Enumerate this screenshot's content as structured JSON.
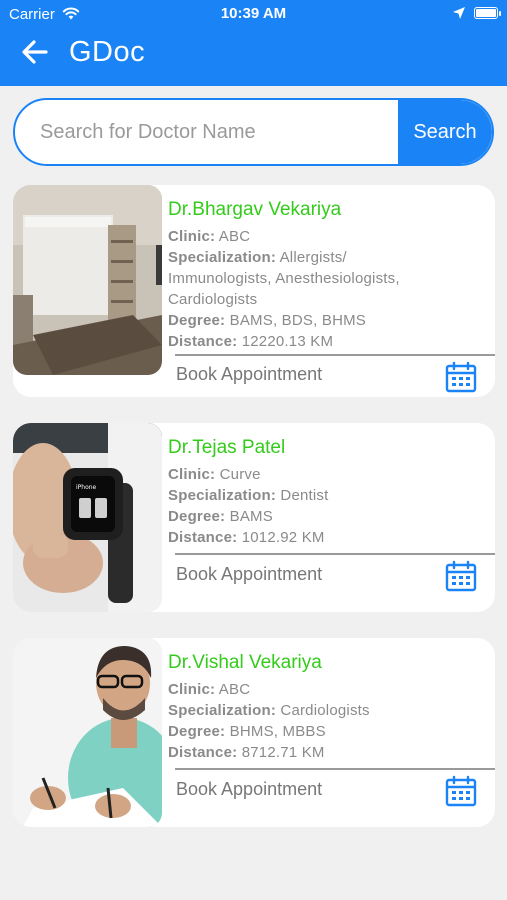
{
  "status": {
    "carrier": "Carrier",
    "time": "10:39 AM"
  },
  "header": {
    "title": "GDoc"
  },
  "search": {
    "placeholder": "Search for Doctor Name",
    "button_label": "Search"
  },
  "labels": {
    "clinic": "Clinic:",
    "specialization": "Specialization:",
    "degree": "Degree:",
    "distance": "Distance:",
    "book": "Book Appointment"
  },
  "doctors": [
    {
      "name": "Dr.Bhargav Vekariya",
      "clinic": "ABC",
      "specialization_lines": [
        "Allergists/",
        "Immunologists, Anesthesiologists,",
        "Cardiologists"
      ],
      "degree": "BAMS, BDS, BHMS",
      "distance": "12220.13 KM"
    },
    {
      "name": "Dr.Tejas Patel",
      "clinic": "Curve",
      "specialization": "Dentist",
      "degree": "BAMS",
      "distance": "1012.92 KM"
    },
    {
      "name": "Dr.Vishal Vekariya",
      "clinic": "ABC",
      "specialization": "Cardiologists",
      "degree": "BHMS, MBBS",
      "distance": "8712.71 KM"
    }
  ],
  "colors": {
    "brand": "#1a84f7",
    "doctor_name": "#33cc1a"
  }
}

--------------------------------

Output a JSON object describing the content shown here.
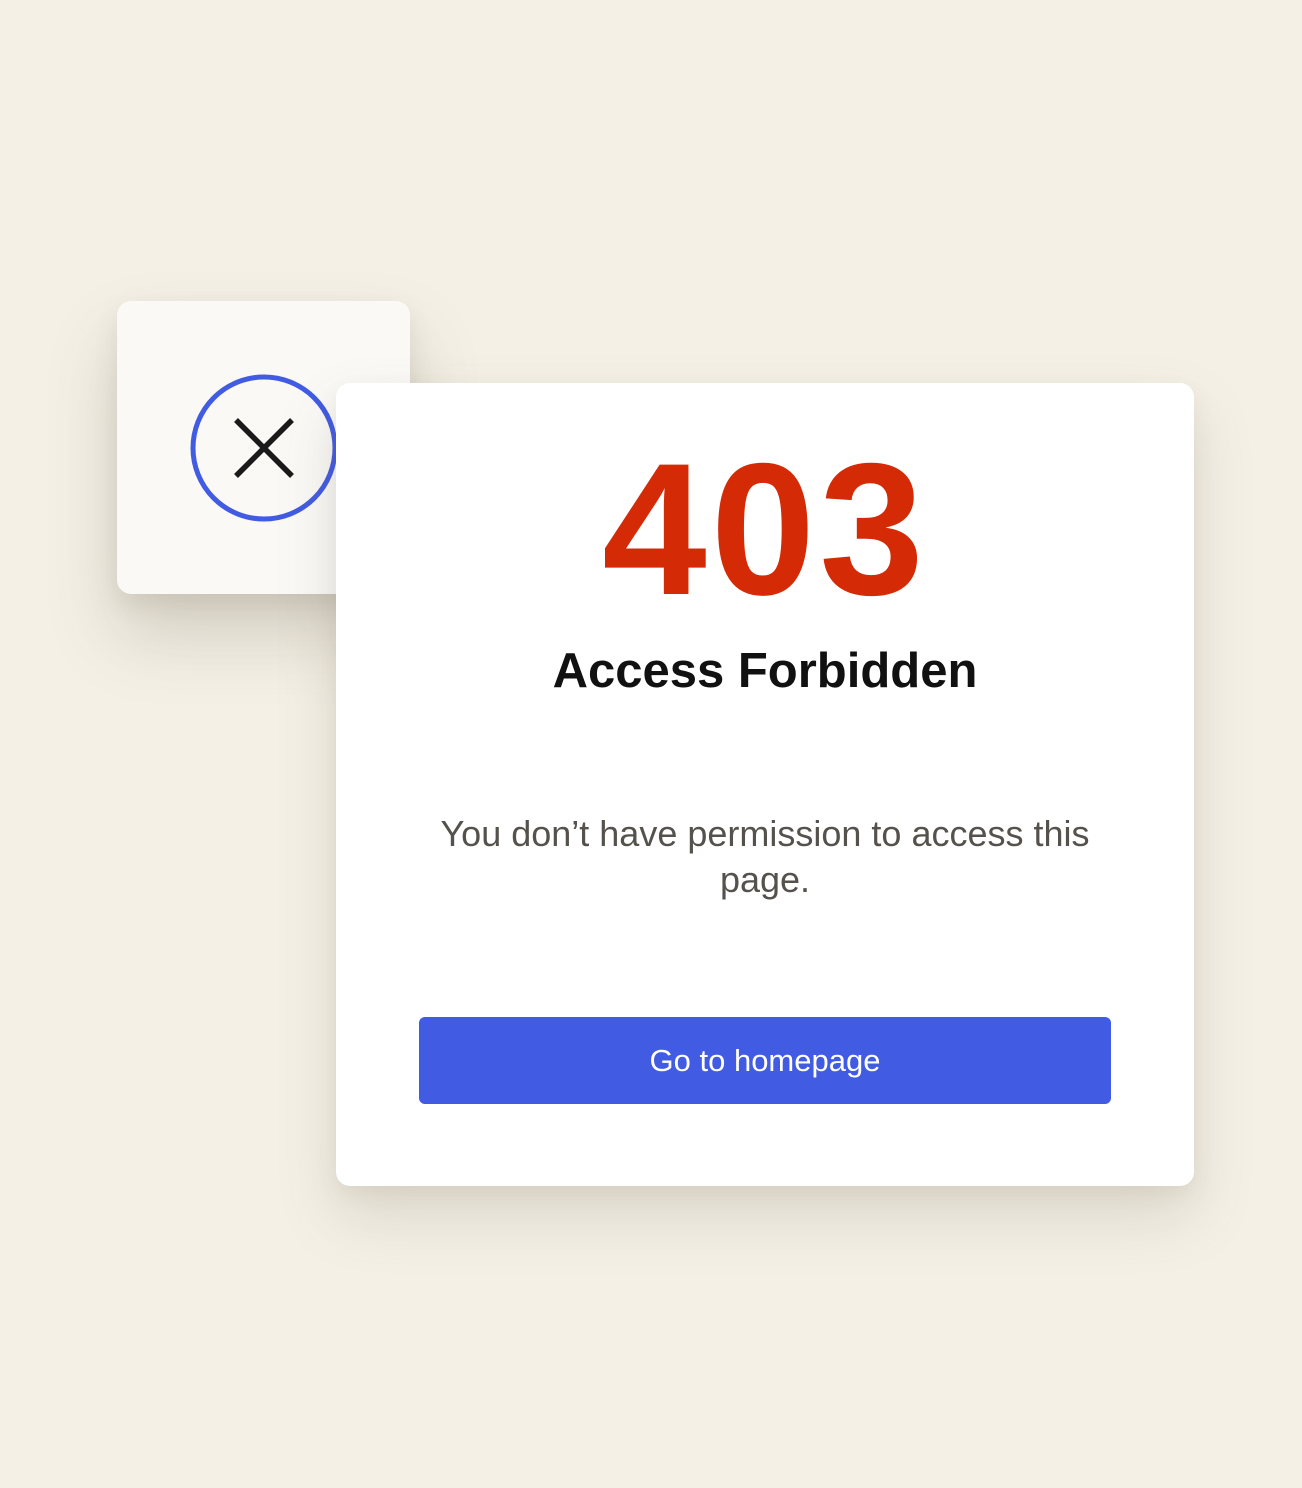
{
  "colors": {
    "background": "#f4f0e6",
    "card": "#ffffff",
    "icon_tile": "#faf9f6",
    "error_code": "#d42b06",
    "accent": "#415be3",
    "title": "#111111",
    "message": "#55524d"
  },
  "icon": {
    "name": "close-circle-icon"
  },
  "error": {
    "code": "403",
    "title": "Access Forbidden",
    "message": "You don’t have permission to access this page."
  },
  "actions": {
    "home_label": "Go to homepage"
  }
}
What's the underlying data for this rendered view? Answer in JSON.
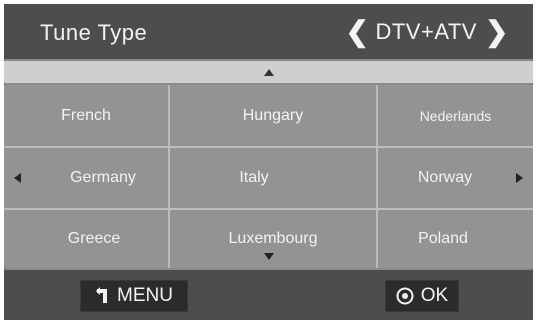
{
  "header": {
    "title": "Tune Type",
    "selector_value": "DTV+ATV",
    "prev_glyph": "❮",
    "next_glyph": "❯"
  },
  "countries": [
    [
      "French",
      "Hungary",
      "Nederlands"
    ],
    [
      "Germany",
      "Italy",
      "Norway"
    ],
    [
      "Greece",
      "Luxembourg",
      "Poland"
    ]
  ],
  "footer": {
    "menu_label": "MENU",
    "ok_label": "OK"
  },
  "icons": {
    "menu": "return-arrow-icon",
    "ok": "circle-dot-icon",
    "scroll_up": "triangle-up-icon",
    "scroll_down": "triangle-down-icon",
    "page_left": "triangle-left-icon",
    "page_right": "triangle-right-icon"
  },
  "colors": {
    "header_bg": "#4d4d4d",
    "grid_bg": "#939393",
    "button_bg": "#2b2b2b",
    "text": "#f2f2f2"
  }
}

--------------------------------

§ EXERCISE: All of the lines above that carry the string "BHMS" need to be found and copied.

§ RESULT:
      "degree": "BAMS, BDS, BHMS",
      "degree": "BHMS, MBBS",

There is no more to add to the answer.